As a concept, this seems innocuous enough. But in the execution it all gets a bit uncomfortable. In exploring the islands, you come across ‘natives’ who may help or hinder you, but otherwise are mostly a backdrop to your plundering. The game’s use of the term ‘natives’ in itself is a bit of a red flag, harking back to Imperialist attitudes (most style guides these days outlaw the term, preferring the use of Indigenous peoples). Astonishingly, one of the expedition leaders is a ‘Big Game Hunter’, and early on you can attack and kill an elephant, harvesting its ivory. My partner, who was watching me play this game, summed up my feelings in one sentence: “This is wrong.”
Because without doubt, you are playing the bad guys in Curious Expedition 2. Almost every level sees you invading some island and nicking stuff from the people who live there, carting the loot back to your paymasters in Europe. Games like Tomb Raider and Uncharted at least make an effort to justify the plunder of ancient shrines, often with an overarching story that makes clear who the bad guys really are – and for the most part in those games, the folks who built the shrines are long gone. But here you’re simply looting from Indigenous people, often triggering some deadly purple fog in the process to really screw them over once you’ve legged it.
And not only did I find the whole scenario intensely uncomfortable, it also just feels like an absolute chore to play. As you trek into the interior of each island, a ‘sanity meter’ ticks down, which you can top up again by doing things like eating chocolate or drinking whisky. But the constant draining of sanity really discourages you from properly exploring the island – the emphasis is instead on getting to your destination as efficiently as possible. You might end up recruiting a few people to your party on the way, and some might leave you if they get too discouraged, but it’s difficult to become attached to them at all, since there is barely any dialogue among you. It all just feels a little one-dimensional and, well, wrong.
The combat system is probably the main highlight – the turn-based battles are based on rolling dice, and there’s a good bit of strategy to be had in working out which dice to use and in which combination. But when you’re mostly slaughtering native wildlife like hyenas, the fun is somewhat sucked out of it all. After just a few hours, I found Curious Expedition 2 so unpleasant that I just didn’t want to play it any more.
There are other games that do the whole ‘survival-focused expedition’ thing much better, like As Far As The Eye or Inkle’s Pendragon, which also adds some excellent character development along the way.
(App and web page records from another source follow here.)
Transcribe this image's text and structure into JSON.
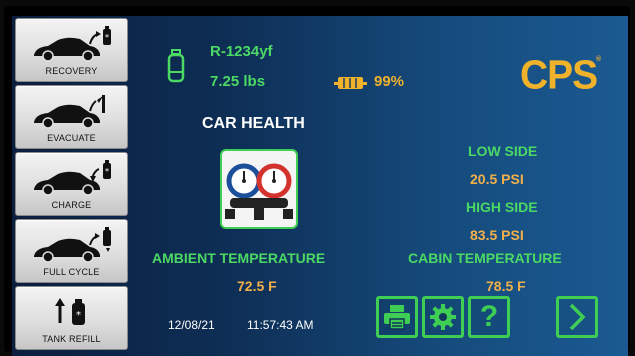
{
  "sidebar": {
    "items": [
      {
        "label": "RECOVERY",
        "icon": "car-recovery-icon"
      },
      {
        "label": "EVACUATE",
        "icon": "car-evacuate-icon"
      },
      {
        "label": "CHARGE",
        "icon": "car-charge-icon"
      },
      {
        "label": "FULL CYCLE",
        "icon": "car-full-cycle-icon"
      },
      {
        "label": "TANK REFILL",
        "icon": "tank-refill-icon"
      }
    ]
  },
  "tank": {
    "refrigerant": "R-1234yf",
    "weight": "7.25 lbs",
    "battery_percent": "99%",
    "icon": "tank-icon"
  },
  "brand": {
    "logo": "CPS"
  },
  "car_health": {
    "title": "CAR HEALTH",
    "icon": "manifold-gauge-icon"
  },
  "readings": {
    "low_side_label": "LOW SIDE",
    "low_side_value": "20.5 PSI",
    "high_side_label": "HIGH SIDE",
    "high_side_value": "83.5 PSI",
    "ambient_label": "AMBIENT TEMPERATURE",
    "ambient_value": "72.5 F",
    "cabin_label": "CABIN TEMPERATURE",
    "cabin_value": "78.5 F"
  },
  "status": {
    "date": "12/08/21",
    "time": "11:57:43 AM"
  },
  "controls": {
    "print_icon": "print-icon",
    "settings_icon": "gear-icon",
    "help_icon": "help-icon",
    "help_glyph": "?",
    "next_icon": "chevron-right-icon"
  },
  "colors": {
    "accent_green": "#4bd964",
    "value_orange": "#f2b04a",
    "logo_gold": "#f0b12b"
  }
}
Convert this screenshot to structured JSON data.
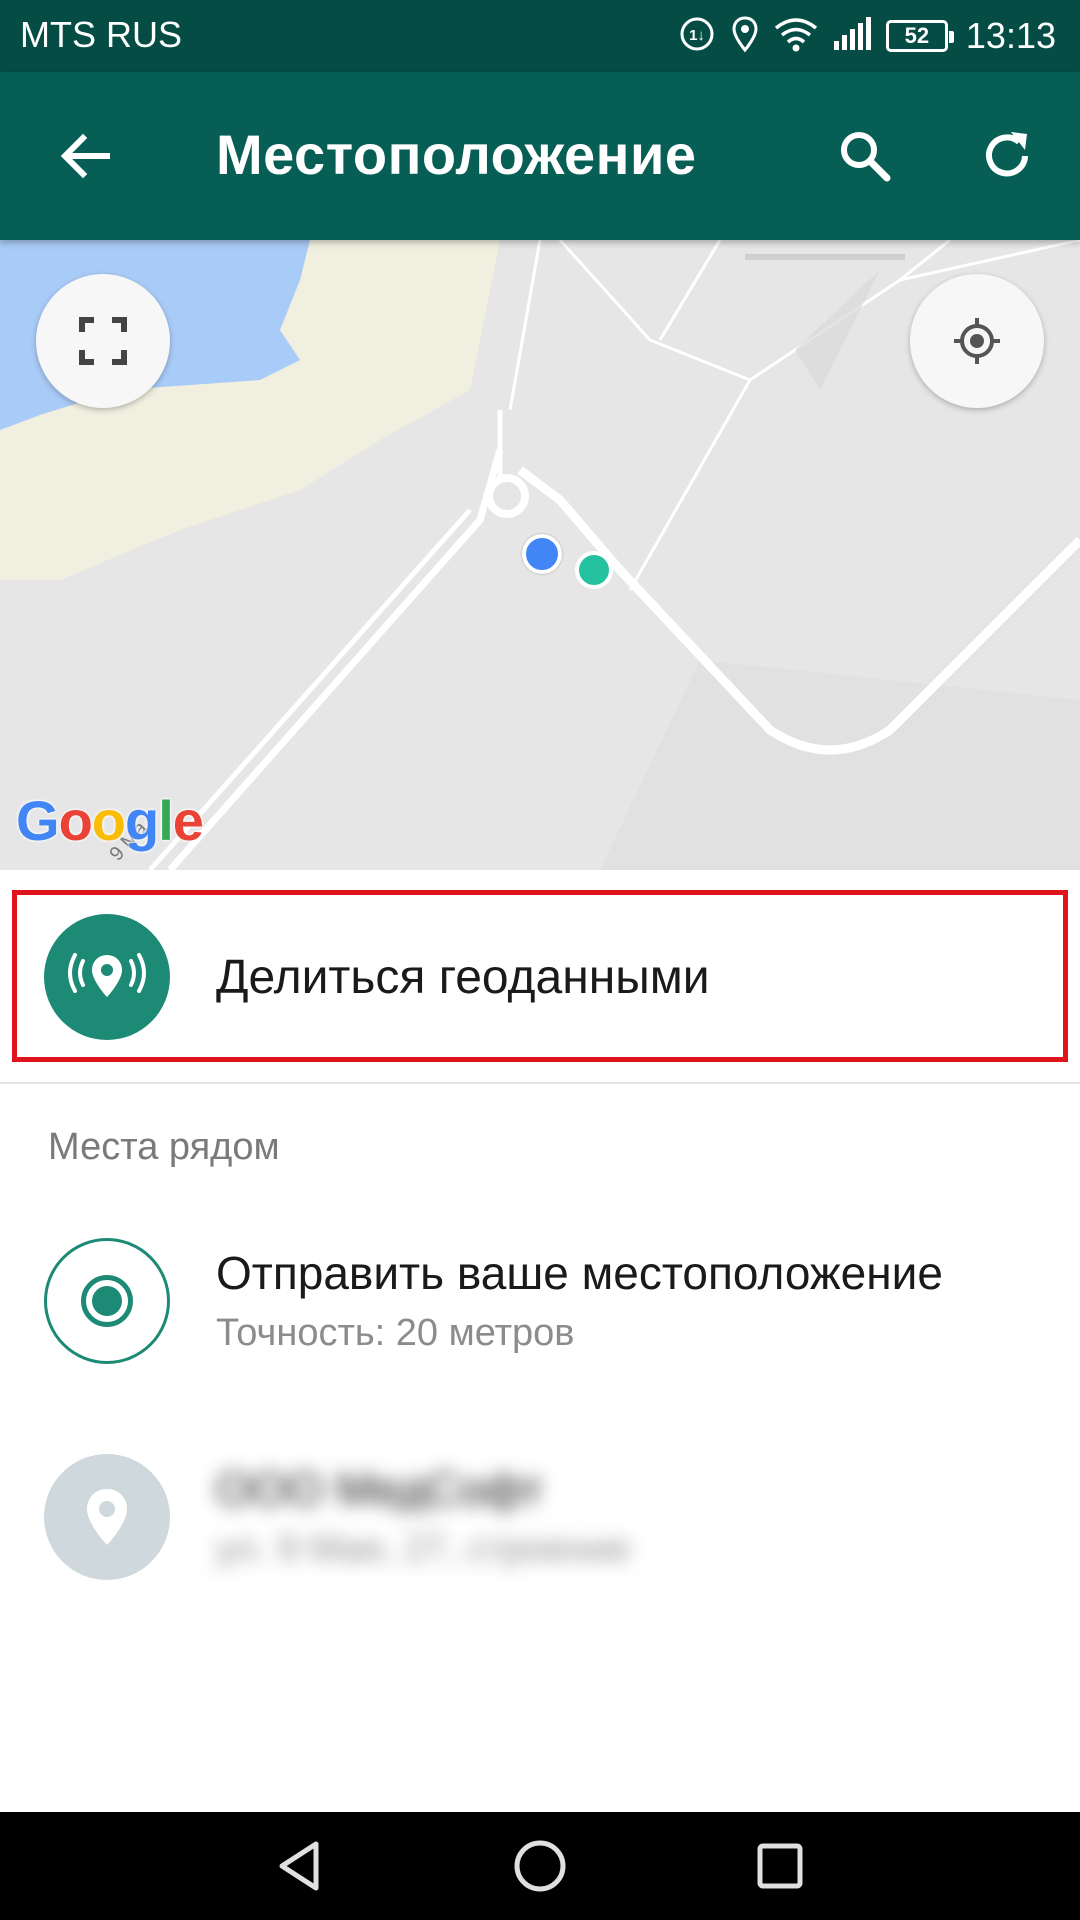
{
  "status_bar": {
    "carrier": "MTS RUS",
    "battery": "52",
    "time": "13:13"
  },
  "app_bar": {
    "title": "Местоположение"
  },
  "map": {
    "attribution": "Google",
    "street_label": "9 Ма"
  },
  "share_live": {
    "label": "Делиться геоданными"
  },
  "nearby": {
    "header": "Места рядом",
    "send_location": {
      "title": "Отправить ваше местоположение",
      "subtitle": "Точность: 20 метров"
    },
    "place": {
      "title": "ООО МедСофт",
      "subtitle": "ул. 9 Мая, 27, строение"
    }
  },
  "colors": {
    "status_bar": "#054d44",
    "app_bar": "#075e54",
    "accent": "#1d8a76",
    "highlight": "#e0121b",
    "my_location_dot": "#4285f4",
    "selected_dot": "#25c2a0"
  }
}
And there are plenty of games that use Victorian imagery without falling into the trap of glorifying Victorian ideals of Empire and colonisation – Sunless Skies is a great example of a game with Victorian visuals that painstakingly points out the cruelty and exploitation at the heart of nineteenth-century ‘progress’. Curious Expedition 2 happily riffs on Victorian style, but also ends up embracing the rotten values at the core of that very society.
Curious Expedition 2 was developed by Maschinen-Mensch, and it’s available on PC, with Switch, Xbox and PlayStation versions to follow later in 2021.
Disclosure statement: review code for Curious Expedition 2 was provided by Plan of Attack. A Most Agreeable Pastime operates as an independent site, and all opinions expressed are those of the author.